Million Dollar Bridge

Market Street Bridge Construction
100 years ago

Spanning the River

The Market Street Bridge, also known as the Chief John Ross Bridge, spans the Tennessee River connecting Chattanooga’s downtown riverfront with the city’s North Shore commercial district. Constructed from 1914-1917, the steel and concrete bridge features a 310-foot double-leaf bascule lift steel span, which at the time of its construction was the largest of its kind in the world.

Led by Hamilton County Judge Will Cummings, the demand for a new bridge across the Tennessee River evolved in the early 1910s with increasing residential development in North Chattanooga.

Quarterly Testing

Million Dollar Bridge

Two crews worked tirelessly on either side of the river mixing concrete and delivering 20-gallon buckets of concrete via cable lines that were supported by two, 200-foot steel towers on the north and south bank of the river. The mechanism, designed by Ernest Holmes and Barney Strickland of Holmes and Strickland Pattern Work Company, significantly reduced labor time. In addition, the concrete mixing machines on both sides of the river were created especially for the Market Street Bridge project to produce high quality concrete work in an efficient manner, which was something unheard of at its time.

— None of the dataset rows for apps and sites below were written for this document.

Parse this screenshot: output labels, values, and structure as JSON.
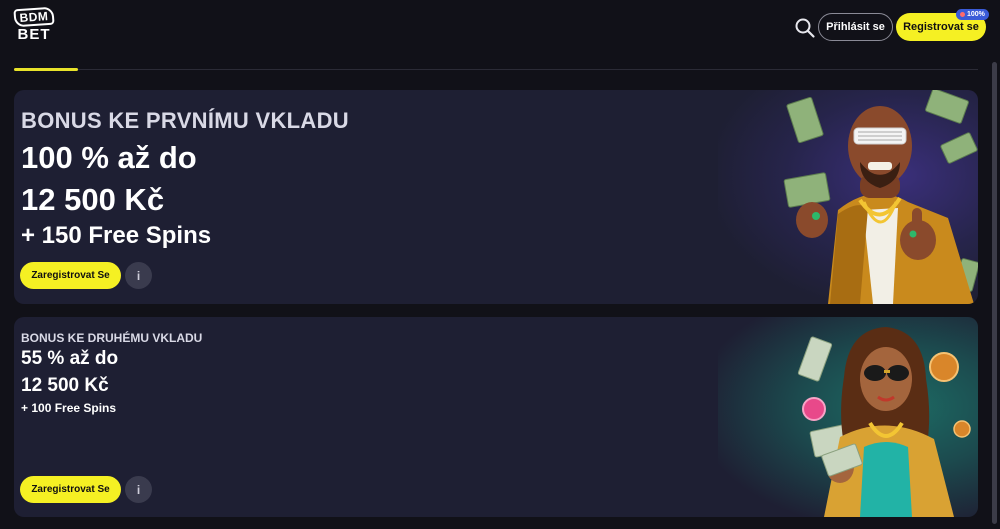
{
  "header": {
    "logo_top": "BDM",
    "logo_bottom": "BET",
    "login_label": "Přihlásit se",
    "register_label": "Registrovat se",
    "register_badge": "100%"
  },
  "icons": {
    "search": "search-icon",
    "info": "info-icon"
  },
  "colors": {
    "background": "#111118",
    "card": "#1e1f33",
    "accent_yellow": "#f5f023",
    "badge_blue": "#3a5bd8"
  },
  "promos": [
    {
      "title": "BONUS KE PRVNÍMU VKLADU",
      "percent_line": "100 % až do",
      "amount_line": "12 500 Kč",
      "spins_line": "+ 150 Free Spins",
      "cta_label": "Zaregistrovat Se",
      "info_label": "i"
    },
    {
      "title": "BONUS KE DRUHÉMU VKLADU",
      "percent_line": "55 % až do",
      "amount_line": "12 500 Kč",
      "spins_line": "+ 100 Free Spins",
      "cta_label": "Zaregistrovat Se",
      "info_label": "i"
    }
  ]
}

After repeated inspections, the bridge was officially dedicated and opened to the public on November 17, 1917. Three years after the start of construction, the Market Street Bridge was completed at a cost of $1.1 million. Officials celebrated the opening of the bridge with a parade and allowed the crowd to cross the bridge by vehicle and foot.
The first automobile to officially cross the Market Street Bridge was a Hudson Supersix.

Source information: National Register of Historic Places
Paul Archambault Southeast TN Development District

Thrown under the bus bridge

Several floods in 1915 and 1916 caused major delays on the bridge building and resulted in cost overruns. B.H.DAVIS who had been hired as the consulting engineer by the county, was blamed by the 'bridge commission' and let go.

Davis sued and, ultimately, in 1920, was vindicated and awarded damages.

Blame the Engineer